Materials provided →
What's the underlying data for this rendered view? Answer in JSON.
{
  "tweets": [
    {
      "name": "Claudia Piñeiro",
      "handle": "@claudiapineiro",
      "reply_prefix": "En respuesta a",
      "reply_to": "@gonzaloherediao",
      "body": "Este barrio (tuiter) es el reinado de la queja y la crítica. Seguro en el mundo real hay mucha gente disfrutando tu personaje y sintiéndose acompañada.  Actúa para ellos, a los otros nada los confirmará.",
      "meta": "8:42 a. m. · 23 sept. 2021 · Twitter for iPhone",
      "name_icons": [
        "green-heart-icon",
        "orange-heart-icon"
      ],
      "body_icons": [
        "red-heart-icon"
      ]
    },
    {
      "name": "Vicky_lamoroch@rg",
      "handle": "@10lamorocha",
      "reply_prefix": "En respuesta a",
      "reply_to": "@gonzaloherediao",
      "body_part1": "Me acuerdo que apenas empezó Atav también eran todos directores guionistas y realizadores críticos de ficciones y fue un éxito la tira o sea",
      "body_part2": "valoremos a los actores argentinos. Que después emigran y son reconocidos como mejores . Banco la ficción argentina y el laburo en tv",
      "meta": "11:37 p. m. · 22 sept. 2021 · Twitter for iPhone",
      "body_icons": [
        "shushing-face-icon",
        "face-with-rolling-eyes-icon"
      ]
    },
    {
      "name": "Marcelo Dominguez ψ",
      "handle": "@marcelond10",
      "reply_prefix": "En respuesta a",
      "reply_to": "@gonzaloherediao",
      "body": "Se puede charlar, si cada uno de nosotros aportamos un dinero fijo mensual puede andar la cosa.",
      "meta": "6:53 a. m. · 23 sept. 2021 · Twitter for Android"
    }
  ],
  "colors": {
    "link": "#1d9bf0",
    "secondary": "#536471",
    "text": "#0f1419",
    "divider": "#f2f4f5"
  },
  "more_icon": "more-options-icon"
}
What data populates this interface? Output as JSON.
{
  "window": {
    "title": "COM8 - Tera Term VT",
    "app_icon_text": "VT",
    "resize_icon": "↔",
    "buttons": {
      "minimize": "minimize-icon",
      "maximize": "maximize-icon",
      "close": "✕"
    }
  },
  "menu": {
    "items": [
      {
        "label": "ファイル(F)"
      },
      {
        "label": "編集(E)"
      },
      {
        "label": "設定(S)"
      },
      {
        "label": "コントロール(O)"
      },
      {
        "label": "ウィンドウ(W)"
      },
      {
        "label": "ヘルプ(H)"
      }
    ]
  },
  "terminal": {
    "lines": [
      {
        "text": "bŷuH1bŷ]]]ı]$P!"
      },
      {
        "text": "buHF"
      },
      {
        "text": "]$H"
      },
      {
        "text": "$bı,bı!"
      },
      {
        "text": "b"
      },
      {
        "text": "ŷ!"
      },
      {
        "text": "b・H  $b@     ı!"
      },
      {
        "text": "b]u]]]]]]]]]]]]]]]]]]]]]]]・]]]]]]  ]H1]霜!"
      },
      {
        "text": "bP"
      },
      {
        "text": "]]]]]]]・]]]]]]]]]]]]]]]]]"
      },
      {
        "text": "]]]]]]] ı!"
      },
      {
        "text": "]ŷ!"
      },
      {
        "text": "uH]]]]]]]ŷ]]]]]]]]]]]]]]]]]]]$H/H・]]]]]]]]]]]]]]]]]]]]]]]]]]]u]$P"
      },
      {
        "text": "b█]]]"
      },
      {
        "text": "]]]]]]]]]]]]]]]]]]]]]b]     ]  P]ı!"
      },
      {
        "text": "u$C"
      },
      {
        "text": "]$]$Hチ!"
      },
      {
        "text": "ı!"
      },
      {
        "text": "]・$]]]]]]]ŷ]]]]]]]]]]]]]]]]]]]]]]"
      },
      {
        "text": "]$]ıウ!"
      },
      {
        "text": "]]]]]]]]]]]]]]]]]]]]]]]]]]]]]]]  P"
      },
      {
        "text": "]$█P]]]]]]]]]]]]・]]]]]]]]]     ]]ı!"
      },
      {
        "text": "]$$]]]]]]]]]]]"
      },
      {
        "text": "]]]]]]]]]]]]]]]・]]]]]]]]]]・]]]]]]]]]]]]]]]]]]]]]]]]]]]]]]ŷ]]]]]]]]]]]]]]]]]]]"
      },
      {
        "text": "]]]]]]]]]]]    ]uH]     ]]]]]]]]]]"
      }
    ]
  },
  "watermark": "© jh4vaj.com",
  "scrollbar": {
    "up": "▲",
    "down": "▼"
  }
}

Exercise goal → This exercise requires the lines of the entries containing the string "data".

Task output →
What's the underlying data for this rendered view? Answer in JSON.
What data populates this interface? Output as JSON.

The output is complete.